-- Task objective --
Scan the entries for the word "image". Every line that has it should be copied.

*** Data excerpts ***

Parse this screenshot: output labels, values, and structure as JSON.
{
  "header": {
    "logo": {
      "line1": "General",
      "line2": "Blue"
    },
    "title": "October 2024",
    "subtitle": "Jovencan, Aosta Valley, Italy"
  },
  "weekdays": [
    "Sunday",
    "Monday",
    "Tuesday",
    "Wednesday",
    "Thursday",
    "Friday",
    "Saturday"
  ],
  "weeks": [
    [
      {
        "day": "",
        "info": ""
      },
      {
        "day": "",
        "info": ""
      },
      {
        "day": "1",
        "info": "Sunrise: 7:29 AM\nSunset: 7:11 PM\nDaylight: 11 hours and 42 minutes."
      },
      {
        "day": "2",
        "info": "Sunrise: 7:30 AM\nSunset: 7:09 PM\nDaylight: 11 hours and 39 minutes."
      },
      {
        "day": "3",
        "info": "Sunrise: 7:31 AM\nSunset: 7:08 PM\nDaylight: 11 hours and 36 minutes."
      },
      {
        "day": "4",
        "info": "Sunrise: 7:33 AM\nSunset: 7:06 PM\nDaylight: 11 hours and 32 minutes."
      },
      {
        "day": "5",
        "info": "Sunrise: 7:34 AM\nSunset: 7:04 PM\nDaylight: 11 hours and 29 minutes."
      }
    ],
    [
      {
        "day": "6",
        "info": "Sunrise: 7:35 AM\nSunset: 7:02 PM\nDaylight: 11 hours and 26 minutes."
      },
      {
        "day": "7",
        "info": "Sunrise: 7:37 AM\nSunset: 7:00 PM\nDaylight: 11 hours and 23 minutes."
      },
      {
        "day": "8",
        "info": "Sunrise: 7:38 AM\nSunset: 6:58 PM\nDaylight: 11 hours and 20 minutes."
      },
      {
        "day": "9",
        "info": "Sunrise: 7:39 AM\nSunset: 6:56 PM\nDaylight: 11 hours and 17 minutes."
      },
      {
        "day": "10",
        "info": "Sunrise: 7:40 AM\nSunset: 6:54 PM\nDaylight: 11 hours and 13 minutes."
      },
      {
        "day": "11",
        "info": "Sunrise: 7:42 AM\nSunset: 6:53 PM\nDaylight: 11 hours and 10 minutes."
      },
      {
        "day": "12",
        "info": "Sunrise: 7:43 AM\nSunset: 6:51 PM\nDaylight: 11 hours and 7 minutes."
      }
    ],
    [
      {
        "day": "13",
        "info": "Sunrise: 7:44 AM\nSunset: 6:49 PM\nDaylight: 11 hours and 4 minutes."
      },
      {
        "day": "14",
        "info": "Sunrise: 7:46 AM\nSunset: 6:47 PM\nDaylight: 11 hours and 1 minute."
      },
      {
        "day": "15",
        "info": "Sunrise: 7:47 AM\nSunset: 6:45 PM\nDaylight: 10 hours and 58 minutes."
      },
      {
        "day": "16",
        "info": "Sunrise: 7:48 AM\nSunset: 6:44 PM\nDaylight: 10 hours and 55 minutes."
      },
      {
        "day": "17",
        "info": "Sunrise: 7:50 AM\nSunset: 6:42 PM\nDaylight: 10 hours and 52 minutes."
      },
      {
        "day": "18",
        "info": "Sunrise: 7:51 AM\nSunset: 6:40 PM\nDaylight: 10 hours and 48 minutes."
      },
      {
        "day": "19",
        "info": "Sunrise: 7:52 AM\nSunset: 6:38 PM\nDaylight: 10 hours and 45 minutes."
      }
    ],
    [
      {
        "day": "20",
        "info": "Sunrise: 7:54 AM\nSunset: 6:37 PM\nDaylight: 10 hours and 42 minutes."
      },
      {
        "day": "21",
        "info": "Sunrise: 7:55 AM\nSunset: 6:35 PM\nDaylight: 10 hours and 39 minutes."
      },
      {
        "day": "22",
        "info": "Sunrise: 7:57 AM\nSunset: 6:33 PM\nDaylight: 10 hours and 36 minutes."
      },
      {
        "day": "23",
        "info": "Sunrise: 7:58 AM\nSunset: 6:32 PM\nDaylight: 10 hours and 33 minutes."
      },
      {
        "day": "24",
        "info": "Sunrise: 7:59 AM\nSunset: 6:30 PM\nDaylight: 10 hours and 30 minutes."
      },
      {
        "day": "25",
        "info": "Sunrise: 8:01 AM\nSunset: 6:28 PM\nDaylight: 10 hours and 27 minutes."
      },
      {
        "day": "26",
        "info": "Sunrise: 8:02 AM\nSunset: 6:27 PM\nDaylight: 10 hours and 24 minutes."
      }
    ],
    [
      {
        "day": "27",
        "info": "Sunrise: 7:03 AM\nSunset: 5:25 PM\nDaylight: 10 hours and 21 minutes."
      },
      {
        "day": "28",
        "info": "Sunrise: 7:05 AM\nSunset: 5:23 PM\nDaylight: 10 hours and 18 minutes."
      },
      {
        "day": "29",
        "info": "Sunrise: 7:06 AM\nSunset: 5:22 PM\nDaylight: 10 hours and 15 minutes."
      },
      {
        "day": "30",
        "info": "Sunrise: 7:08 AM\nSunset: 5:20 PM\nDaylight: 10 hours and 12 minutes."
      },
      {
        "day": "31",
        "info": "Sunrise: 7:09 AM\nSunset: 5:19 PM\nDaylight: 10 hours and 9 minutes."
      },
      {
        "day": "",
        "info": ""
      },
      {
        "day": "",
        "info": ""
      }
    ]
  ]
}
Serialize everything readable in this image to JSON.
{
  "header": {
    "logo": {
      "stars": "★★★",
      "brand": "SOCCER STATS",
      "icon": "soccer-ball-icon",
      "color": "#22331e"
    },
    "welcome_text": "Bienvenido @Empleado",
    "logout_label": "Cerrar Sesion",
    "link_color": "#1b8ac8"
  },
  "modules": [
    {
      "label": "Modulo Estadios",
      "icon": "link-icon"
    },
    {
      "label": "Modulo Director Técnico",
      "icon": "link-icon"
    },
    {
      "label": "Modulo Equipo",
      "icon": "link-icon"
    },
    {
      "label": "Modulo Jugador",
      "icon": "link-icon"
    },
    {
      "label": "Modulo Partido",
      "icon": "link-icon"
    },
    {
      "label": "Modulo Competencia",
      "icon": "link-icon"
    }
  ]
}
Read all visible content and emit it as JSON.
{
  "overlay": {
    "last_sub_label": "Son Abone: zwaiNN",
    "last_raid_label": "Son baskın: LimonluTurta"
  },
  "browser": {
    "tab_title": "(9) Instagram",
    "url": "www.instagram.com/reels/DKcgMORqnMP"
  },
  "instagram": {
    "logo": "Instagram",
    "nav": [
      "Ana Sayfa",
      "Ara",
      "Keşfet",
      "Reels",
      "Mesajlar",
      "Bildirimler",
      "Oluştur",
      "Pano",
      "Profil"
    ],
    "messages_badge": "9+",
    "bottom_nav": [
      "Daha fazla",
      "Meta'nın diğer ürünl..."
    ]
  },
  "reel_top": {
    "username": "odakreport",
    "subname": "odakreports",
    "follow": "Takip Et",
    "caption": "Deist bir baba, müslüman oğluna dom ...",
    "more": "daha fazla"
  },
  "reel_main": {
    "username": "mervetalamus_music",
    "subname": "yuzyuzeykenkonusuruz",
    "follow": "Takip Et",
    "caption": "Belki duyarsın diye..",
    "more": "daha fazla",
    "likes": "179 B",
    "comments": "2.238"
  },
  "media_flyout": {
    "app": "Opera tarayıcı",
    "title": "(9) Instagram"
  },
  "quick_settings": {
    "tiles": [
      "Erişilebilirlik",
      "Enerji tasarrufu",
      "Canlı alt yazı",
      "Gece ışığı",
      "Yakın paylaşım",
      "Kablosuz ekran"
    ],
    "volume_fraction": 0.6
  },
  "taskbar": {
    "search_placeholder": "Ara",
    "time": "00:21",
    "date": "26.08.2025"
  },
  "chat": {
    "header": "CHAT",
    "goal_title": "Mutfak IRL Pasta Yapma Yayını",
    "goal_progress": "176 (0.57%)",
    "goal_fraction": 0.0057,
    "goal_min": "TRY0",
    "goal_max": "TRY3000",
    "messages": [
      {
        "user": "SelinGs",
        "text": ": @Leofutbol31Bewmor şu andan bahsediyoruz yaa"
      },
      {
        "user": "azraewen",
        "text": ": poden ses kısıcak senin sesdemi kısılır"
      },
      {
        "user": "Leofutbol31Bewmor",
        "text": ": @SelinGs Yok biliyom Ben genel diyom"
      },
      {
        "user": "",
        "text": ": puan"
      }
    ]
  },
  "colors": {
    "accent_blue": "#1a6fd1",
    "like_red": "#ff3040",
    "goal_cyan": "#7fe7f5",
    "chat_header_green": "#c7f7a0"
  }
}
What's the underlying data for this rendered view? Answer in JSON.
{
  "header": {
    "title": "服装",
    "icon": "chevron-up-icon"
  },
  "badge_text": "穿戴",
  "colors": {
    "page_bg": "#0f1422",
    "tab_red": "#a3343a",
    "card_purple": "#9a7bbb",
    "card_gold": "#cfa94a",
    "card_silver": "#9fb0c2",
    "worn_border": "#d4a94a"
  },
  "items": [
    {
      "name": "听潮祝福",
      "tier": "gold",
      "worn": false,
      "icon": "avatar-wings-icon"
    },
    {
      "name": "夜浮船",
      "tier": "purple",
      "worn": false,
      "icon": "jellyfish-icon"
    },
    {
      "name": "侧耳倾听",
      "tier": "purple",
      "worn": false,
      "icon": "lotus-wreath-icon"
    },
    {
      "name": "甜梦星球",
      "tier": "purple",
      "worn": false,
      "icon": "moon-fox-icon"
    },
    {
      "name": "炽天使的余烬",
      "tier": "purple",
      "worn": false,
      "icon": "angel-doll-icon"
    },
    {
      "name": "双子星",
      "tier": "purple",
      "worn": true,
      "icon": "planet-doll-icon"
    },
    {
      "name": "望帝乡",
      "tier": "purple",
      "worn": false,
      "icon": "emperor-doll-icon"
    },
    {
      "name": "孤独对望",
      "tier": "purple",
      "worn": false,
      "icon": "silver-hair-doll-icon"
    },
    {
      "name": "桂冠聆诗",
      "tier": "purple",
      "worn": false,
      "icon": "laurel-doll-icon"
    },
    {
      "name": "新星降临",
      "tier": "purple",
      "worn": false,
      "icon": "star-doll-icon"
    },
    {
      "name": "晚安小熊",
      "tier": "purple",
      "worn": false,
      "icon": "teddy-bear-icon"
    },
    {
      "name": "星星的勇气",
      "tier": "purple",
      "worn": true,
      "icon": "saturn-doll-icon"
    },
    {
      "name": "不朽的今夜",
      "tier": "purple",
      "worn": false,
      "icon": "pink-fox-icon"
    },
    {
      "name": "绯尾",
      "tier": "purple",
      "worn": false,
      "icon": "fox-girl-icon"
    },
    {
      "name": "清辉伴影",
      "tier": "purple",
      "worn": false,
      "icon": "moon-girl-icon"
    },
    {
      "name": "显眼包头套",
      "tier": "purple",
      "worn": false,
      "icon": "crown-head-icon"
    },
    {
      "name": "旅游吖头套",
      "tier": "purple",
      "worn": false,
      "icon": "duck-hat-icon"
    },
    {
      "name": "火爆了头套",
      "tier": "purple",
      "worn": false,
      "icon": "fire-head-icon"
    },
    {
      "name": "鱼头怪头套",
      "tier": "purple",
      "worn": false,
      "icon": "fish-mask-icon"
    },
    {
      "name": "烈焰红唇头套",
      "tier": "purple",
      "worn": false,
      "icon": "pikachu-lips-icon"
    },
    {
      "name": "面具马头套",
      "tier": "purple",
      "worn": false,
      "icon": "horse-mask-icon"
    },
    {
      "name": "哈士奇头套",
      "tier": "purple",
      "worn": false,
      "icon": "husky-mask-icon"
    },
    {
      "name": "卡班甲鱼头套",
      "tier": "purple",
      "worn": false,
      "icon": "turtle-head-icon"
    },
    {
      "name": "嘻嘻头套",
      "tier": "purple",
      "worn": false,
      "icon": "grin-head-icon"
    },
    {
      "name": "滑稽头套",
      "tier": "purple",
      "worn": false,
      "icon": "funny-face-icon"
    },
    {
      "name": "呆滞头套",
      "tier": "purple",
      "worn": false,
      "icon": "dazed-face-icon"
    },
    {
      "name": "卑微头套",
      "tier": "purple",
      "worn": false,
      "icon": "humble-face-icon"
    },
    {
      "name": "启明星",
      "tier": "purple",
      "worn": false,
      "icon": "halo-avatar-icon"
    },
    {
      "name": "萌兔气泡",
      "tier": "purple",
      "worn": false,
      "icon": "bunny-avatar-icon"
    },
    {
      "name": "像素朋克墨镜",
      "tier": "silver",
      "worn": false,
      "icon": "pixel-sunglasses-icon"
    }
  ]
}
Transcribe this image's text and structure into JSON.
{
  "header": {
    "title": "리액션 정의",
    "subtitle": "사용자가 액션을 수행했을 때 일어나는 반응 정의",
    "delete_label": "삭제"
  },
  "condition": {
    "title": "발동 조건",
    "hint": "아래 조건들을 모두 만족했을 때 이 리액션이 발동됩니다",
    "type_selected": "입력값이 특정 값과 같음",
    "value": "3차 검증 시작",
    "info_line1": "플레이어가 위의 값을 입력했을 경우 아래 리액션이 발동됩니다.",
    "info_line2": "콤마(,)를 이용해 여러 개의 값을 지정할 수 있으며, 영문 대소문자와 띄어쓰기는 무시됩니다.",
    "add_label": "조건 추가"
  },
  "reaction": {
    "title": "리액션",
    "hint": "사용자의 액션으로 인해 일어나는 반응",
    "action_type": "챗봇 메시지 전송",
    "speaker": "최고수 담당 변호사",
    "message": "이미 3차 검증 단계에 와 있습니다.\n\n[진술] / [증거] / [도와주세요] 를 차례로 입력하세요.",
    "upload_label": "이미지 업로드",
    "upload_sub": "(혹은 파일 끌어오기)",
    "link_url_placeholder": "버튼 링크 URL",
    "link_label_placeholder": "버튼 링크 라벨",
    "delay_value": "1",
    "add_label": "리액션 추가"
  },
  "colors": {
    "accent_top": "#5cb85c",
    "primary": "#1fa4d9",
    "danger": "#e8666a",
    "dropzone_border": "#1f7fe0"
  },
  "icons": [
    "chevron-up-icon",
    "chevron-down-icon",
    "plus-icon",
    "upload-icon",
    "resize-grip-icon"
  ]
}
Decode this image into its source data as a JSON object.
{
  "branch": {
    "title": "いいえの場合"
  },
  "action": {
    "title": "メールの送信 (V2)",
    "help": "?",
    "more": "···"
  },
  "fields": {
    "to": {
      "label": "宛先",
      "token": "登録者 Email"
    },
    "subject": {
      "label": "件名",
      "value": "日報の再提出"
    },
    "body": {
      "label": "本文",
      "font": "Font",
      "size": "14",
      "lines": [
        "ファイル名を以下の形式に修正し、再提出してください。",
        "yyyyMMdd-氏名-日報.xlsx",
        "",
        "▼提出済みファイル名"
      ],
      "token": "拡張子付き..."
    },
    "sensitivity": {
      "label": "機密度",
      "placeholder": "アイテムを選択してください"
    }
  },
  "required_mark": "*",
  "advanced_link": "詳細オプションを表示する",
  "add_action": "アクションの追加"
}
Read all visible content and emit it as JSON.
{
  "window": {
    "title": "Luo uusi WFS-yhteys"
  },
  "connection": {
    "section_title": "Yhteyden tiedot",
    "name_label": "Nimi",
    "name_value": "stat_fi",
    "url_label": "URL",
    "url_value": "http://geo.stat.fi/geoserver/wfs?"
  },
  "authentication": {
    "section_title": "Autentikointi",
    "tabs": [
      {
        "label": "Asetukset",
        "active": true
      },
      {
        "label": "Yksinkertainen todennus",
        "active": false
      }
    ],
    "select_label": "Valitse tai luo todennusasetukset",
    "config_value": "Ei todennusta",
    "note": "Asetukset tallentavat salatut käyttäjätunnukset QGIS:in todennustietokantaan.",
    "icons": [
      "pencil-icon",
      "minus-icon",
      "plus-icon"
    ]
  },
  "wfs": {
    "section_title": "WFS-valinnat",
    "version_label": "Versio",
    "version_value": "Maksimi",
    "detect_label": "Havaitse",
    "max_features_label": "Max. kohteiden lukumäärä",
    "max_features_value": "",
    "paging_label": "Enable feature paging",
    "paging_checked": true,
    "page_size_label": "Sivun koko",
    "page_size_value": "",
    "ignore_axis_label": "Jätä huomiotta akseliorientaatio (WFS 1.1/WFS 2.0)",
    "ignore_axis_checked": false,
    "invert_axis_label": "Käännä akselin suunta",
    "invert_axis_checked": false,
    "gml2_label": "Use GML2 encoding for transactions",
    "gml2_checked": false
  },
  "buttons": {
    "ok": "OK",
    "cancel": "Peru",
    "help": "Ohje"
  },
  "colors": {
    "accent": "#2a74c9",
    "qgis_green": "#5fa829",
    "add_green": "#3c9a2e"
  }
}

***

-- Result of this exercise --
Serialize everything readable in this image to JSON.
Transcribe this image's text and structure into JSON.
Decode this image into its source data as a JSON object.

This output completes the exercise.